I haven't heard anything this year about the Very Very Special Summer Reading Club, so I'm assuming it never happened. Wanna hear what I've been reading? Of course you do.
I'm going to assume that VVSSRC started mid-May - how's that sound?
- Self-Made Man: One Woman's Journey into Manhood and Back, by Norah Vincent
- Silent Bob Speaks: The Collected Writings of Kevin Smith, by Kevin Smith
- Dave Barry Does Japan, by Dave Barry
- Urban Tribes: Are Friends the New Family?, by Ethan Watters
- Dry: A Memoir, by Augusten Burroughs
- Rejuvenile: Kickball, Cartoons, Cupcakes, and the Reinvention of the American Grown-up, by Christopher Nixon
- Magical Thinking: True Stories, by Augusten Burroughs.
- The Underdog: How I Survived the World's Most Outlandish Competitions, by Joshua Davis
This woman pretended to be a guy for a year or so and wrote about her relationships with men and dating women. It's one of those books that usually sounds interesting and doesn't live up to expectations, but Vincent delivers.
A collection of essays from Kevin Smith, many of them from different web sites he's written for. Smith is a fantastic storyteller, and most of the book reflects that. Check out his blog, too - the stories about his life are always great (the ones about showbiz, not as much).
This was one of those super cheap books I got from the Arlington Library a couple months ago. Dave Barry is always good for summer reading.

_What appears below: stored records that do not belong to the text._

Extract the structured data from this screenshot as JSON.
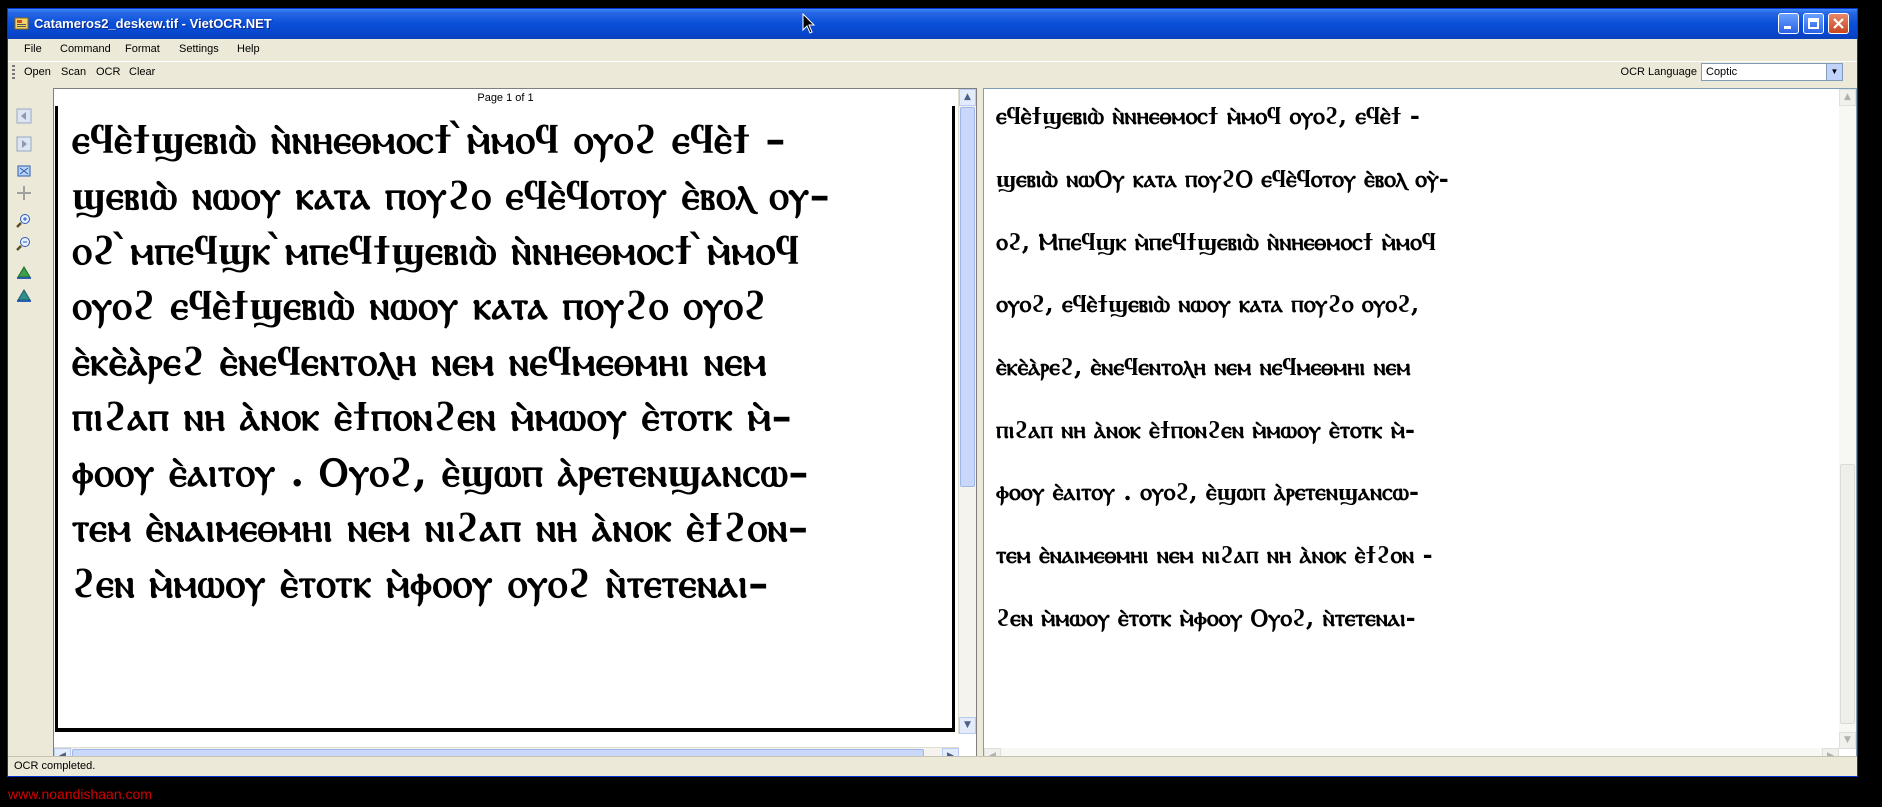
{
  "window": {
    "title": "Catameros2_deskew.tif - VietOCR.NET"
  },
  "menu": [
    "File",
    "Command",
    "Format",
    "Settings",
    "Help"
  ],
  "toolbar": {
    "buttons": [
      "Open",
      "Scan",
      "OCR",
      "Clear"
    ],
    "ocr_language_label": "OCR Language",
    "ocr_language_value": "Coptic"
  },
  "left_tools": [
    "prev-page-icon",
    "next-page-icon",
    "fit-image-icon",
    "actual-size-icon",
    "zoom-in-icon",
    "zoom-out-icon",
    "rotate-left-icon",
    "rotate-right-icon"
  ],
  "image_panel": {
    "page_info": "Page 1 of 1",
    "scan_lines": [
      "ⲉϥⲉ̀ϯϣⲉⲃⲓⲱ̀ ⲛ̀ⲛⲏⲉⲑⲙⲟⲥϯ ̀ⲙ̀ⲙⲟϥ ⲟⲩⲟϩ ⲉϥⲉ̀ϯ –",
      "ϣⲉⲃⲓⲱ̀ ⲛⲱⲟⲩ ⲕⲁⲧⲁ ⲡⲟⲩϩⲟ ⲉϥⲉ̀ϥⲟⲧⲟⲩ ⲉ̀ⲃⲟⲗ ⲟⲩ–",
      "ⲟϩ ̀ⲙⲡⲉϥϣⲕ ̀ⲙⲡⲉϥϯϣⲉⲃⲓⲱ̀ ⲛ̀ⲛⲏⲉⲑⲙⲟⲥϯ ̀ⲙ̀ⲙⲟϥ",
      "ⲟⲩⲟϩ ⲉϥⲉ̀ϯϣⲉⲃⲓⲱ̀ ⲛⲱⲟⲩ ⲕⲁⲧⲁ ⲡⲟⲩϩⲟ ⲟⲩⲟϩ",
      "ⲉ̀ⲕⲉ̀ⲁ̀ⲣⲉϩ ⲉ̀ⲛⲉϥⲉⲛⲧⲟⲗⲏ ⲛⲉⲙ ⲛⲉϥⲙⲉⲑⲙⲏⲓ ⲛⲉⲙ",
      "ⲡⲓϩⲁⲡ ⲛⲏ ⲁ̀ⲛⲟⲕ ⲉ̀ϯⲡⲟⲛϩⲉⲛ ⲙ̀ⲙⲱⲟⲩ ⲉ̀ⲧⲟⲧⲕ ⲙ̀–",
      "ⲫⲟⲟⲩ ⲉ̀ⲁⲓⲧⲟⲩ . Ⲟⲩⲟϩ, ⲉ̀ϣⲱⲡ ⲁ̀ⲣⲉⲧⲉⲛϣⲁⲛⲥⲱ–",
      "ⲧⲉⲙ ⲉ̀ⲛⲁⲓⲙⲉⲑⲙⲏⲓ ⲛⲉⲙ ⲛⲓϩⲁⲡ ⲛⲏ ⲁ̀ⲛⲟⲕ ⲉ̀ϯϩⲟⲛ–",
      "ϩⲉⲛ ⲙ̀ⲙⲱⲟⲩ ⲉ̀ⲧⲟⲧⲕ ⲙ̀ⲫⲟⲟⲩ ⲟⲩⲟϩ ⲛ̀ⲧⲉⲧⲉⲛⲁⲓ–"
    ]
  },
  "text_panel": {
    "lines": [
      "ⲉϥⲉ̀ϯϣⲉⲃⲓⲱ̀ ⲛ̀ⲛⲏⲉⲑⲙⲟⲥϯ ⲙ̀ⲙⲟϥ ⲟⲩⲟϩ, ⲉϥⲉ̀ϯ -",
      "ϣⲉⲃⲓⲱ̀ ⲛⲱⲞⲩ ⲕⲁⲧⲁ ⲡⲟⲩϩⲞ ⲉϥⲉ̀ϥⲟⲧⲟⲩ ⲉ̀ⲃⲟⲗ ⲟⲩ̀-",
      "ⲟϩ, Ⲙⲡⲉϥϣⲕ ⲙ̀ⲡⲉϥϯϣⲉⲃⲓⲱ̀ ⲛ̀ⲛⲏⲉⲑⲙⲟⲥϯ ⲙ̀ⲙⲟϥ",
      "ⲟⲩⲟϩ, ⲉϥⲉ̀ϯϣⲉⲃⲓⲱ̀ ⲛⲱⲟⲩ ⲕⲁⲧⲁ ⲡⲟⲩϩⲟ ⲟⲩⲟϩ,",
      "ⲉ̀ⲕⲉ̀ⲁ̀ⲣⲉϩ, ⲉ̀ⲛⲉϥⲉⲛⲧⲟⲗⲏ ⲛⲉⲙ ⲛⲉϥⲙⲉⲑⲙⲏⲓ ⲛⲉⲙ",
      "ⲡⲓϩⲁⲡ ⲛⲏ ⲁ̀ⲛⲟⲕ ⲉ̀ϯⲡⲟⲛϩⲉⲛ ⲙ̀ⲙⲱⲟⲩ ⲉ̀ⲧⲟⲧⲕ ⲙ̀-",
      "ⲫⲟⲟⲩ ⲉ̀ⲁⲓⲧⲟⲩ . ⲟⲩⲟϩ, ⲉ̀ϣⲱⲡ ⲁ̀ⲣⲉⲧⲉⲛϣⲁⲛⲥⲱ-",
      "ⲧⲉⲙ ⲉ̀ⲛⲁⲓⲙⲉⲑⲙⲏⲓ ⲛⲉⲙ ⲛⲓϩⲁⲡ ⲛⲏ ⲁ̀ⲛⲟⲕ ⲉ̀ϯϩⲟⲛ -",
      "ϩⲉⲛ ⲙ̀ⲙⲱⲟⲩ ⲉ̀ⲧⲟⲧⲕ ⲙ̀ⲫⲟⲟⲩ Ⲟⲩⲟϩ, ⲛ̀ⲧⲉⲧⲉⲛⲁⲓ-"
    ]
  },
  "status": {
    "text": "OCR completed."
  },
  "watermark": "www.noandishaan.com"
}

I wrote about this one already, but once again, I'd recommend this to anyone in the just-after-college age range.
I fell in love with Burroughs when I read Running with Scissors back in February. He's a fantastic storyteller, and with his fucked-up childhood, he's got plenty of material. This one's about his journey to sobriety.

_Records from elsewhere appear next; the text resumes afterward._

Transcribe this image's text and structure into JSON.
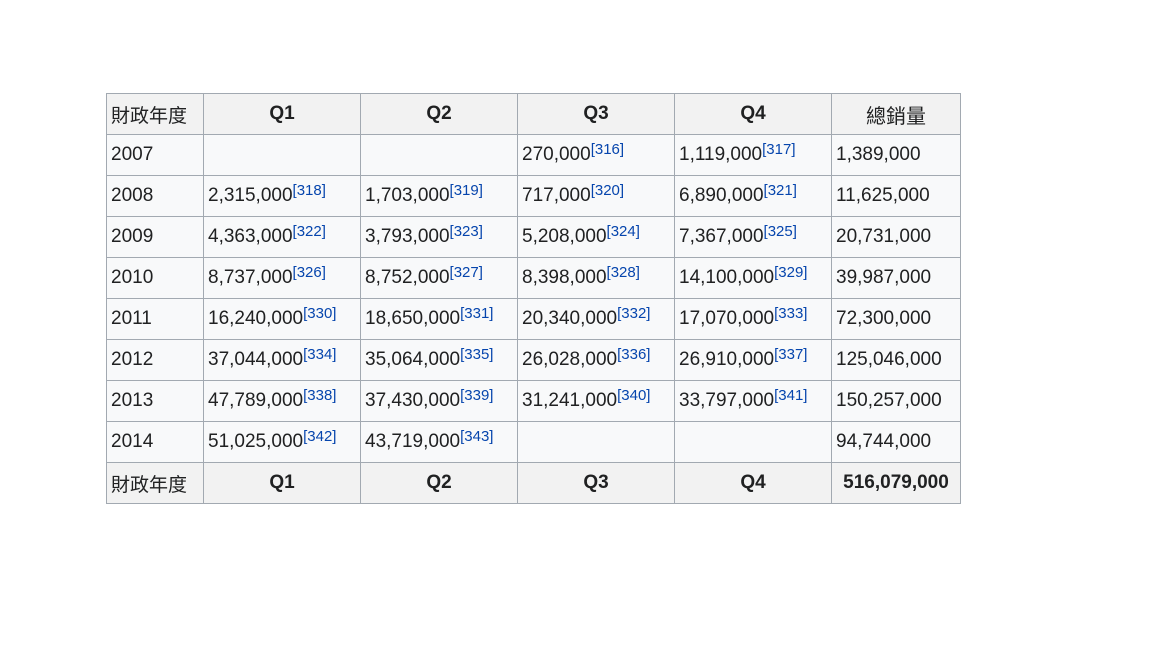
{
  "header": {
    "year_label": "財政年度",
    "q1": "Q1",
    "q2": "Q2",
    "q3": "Q3",
    "q4": "Q4",
    "total_label": "總銷量"
  },
  "rows": [
    {
      "year": "2007",
      "q1": "",
      "q1_ref": "",
      "q2": "",
      "q2_ref": "",
      "q3": "270,000",
      "q3_ref": "[316]",
      "q4": "1,119,000",
      "q4_ref": "[317]",
      "total": "1,389,000"
    },
    {
      "year": "2008",
      "q1": "2,315,000",
      "q1_ref": "[318]",
      "q2": "1,703,000",
      "q2_ref": "[319]",
      "q3": "717,000",
      "q3_ref": "[320]",
      "q4": "6,890,000",
      "q4_ref": "[321]",
      "total": "11,625,000"
    },
    {
      "year": "2009",
      "q1": "4,363,000",
      "q1_ref": "[322]",
      "q2": "3,793,000",
      "q2_ref": "[323]",
      "q3": "5,208,000",
      "q3_ref": "[324]",
      "q4": "7,367,000",
      "q4_ref": "[325]",
      "total": "20,731,000"
    },
    {
      "year": "2010",
      "q1": "8,737,000",
      "q1_ref": "[326]",
      "q2": "8,752,000",
      "q2_ref": "[327]",
      "q3": "8,398,000",
      "q3_ref": "[328]",
      "q4": "14,100,000",
      "q4_ref": "[329]",
      "total": "39,987,000"
    },
    {
      "year": "2011",
      "q1": "16,240,000",
      "q1_ref": "[330]",
      "q2": "18,650,000",
      "q2_ref": "[331]",
      "q3": "20,340,000",
      "q3_ref": "[332]",
      "q4": "17,070,000",
      "q4_ref": "[333]",
      "total": "72,300,000"
    },
    {
      "year": "2012",
      "q1": "37,044,000",
      "q1_ref": "[334]",
      "q2": "35,064,000",
      "q2_ref": "[335]",
      "q3": "26,028,000",
      "q3_ref": "[336]",
      "q4": "26,910,000",
      "q4_ref": "[337]",
      "total": "125,046,000"
    },
    {
      "year": "2013",
      "q1": "47,789,000",
      "q1_ref": "[338]",
      "q2": "37,430,000",
      "q2_ref": "[339]",
      "q3": "31,241,000",
      "q3_ref": "[340]",
      "q4": "33,797,000",
      "q4_ref": "[341]",
      "total": "150,257,000"
    },
    {
      "year": "2014",
      "q1": "51,025,000",
      "q1_ref": "[342]",
      "q2": "43,719,000",
      "q2_ref": "[343]",
      "q3": "",
      "q3_ref": "",
      "q4": "",
      "q4_ref": "",
      "total": "94,744,000"
    }
  ],
  "footer": {
    "year_label": "財政年度",
    "q1": "Q1",
    "q2": "Q2",
    "q3": "Q3",
    "q4": "Q4",
    "grand_total": "516,079,000"
  },
  "colors": {
    "link": "#0645ad",
    "border": "#a2a9b1",
    "header_bg": "#f2f2f2",
    "cell_bg": "#f8f9fa"
  }
}
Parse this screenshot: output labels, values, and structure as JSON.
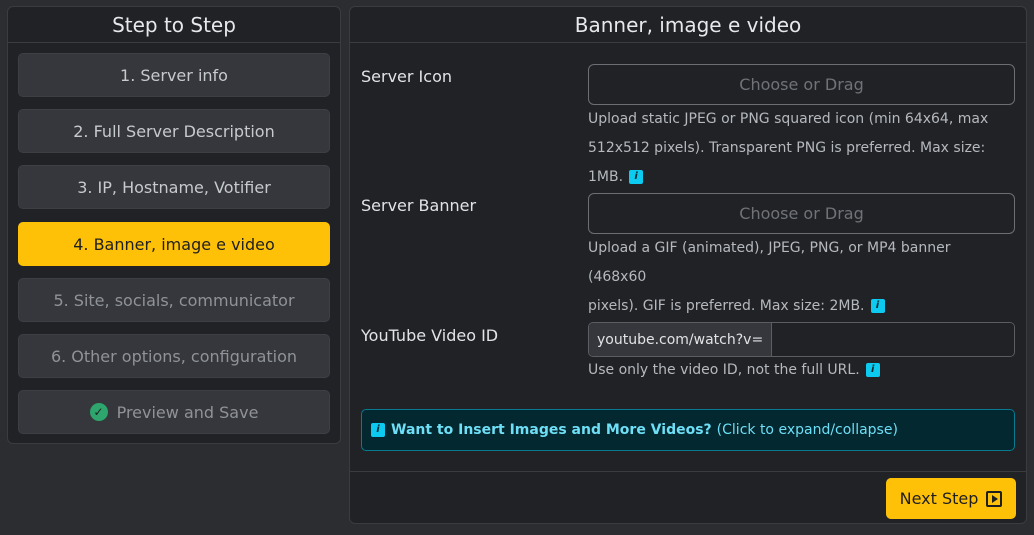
{
  "sidebar": {
    "title": "Step to Step",
    "steps": [
      {
        "label": "1. Server info",
        "state": "normal"
      },
      {
        "label": "2. Full Server Description",
        "state": "normal"
      },
      {
        "label": "3. IP, Hostname, Votifier",
        "state": "normal"
      },
      {
        "label": "4. Banner, image e video",
        "state": "active"
      },
      {
        "label": "5. Site, socials, communicator",
        "state": "disabled"
      },
      {
        "label": "6. Other options, configuration",
        "state": "disabled"
      },
      {
        "label": "Preview and Save",
        "state": "disabled",
        "icon": "check-circle-icon"
      }
    ]
  },
  "panel": {
    "title": "Banner, image e video",
    "server_icon": {
      "label": "Server Icon",
      "button": "Choose or Drag",
      "help_line1": "Upload static JPEG or PNG squared icon (min 64x64, max",
      "help_line2": "512x512 pixels). Transparent PNG is preferred. Max size: 1MB."
    },
    "server_banner": {
      "label": "Server Banner",
      "button": "Choose or Drag",
      "help_line1": "Upload a GIF (animated), JPEG, PNG, or MP4 banner (468x60",
      "help_line2": "pixels). GIF is preferred. Max size: 2MB."
    },
    "youtube": {
      "label": "YouTube Video ID",
      "prefix": "youtube.com/watch?v=",
      "value": "",
      "help": "Use only the video ID, not the full URL."
    },
    "alert": {
      "title": "Want to Insert Images and More Videos?",
      "hint": "(Click to expand/collapse)"
    },
    "next_button": "Next Step",
    "info_glyph": "i"
  },
  "colors": {
    "accent": "#ffc107",
    "info": "#0dcaf0",
    "success": "#2ea56d",
    "background": "#2b2d31",
    "card": "#202226"
  }
}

Again, covered it.
I could rave about Burroughs again, but just trust me and read the book.
I haven't quite finished this one yet, but I just started it a couple days ago. I think this one was mentioned in Wired a while ago and it sounded pretty good, but it's been better than I expected. Davis is a fantastic writer, and it's sort of inspiring to read about these ridiculous competitions he gets himself into and how he does it. I'm half-tempted to try sumo wrestling after hearing about his experience doing it, and I figure I'd be a lot better at it than a scrawny 130-pound guy.
So that's my summer, so far. I've been reading a lot lately - it's been refreshing.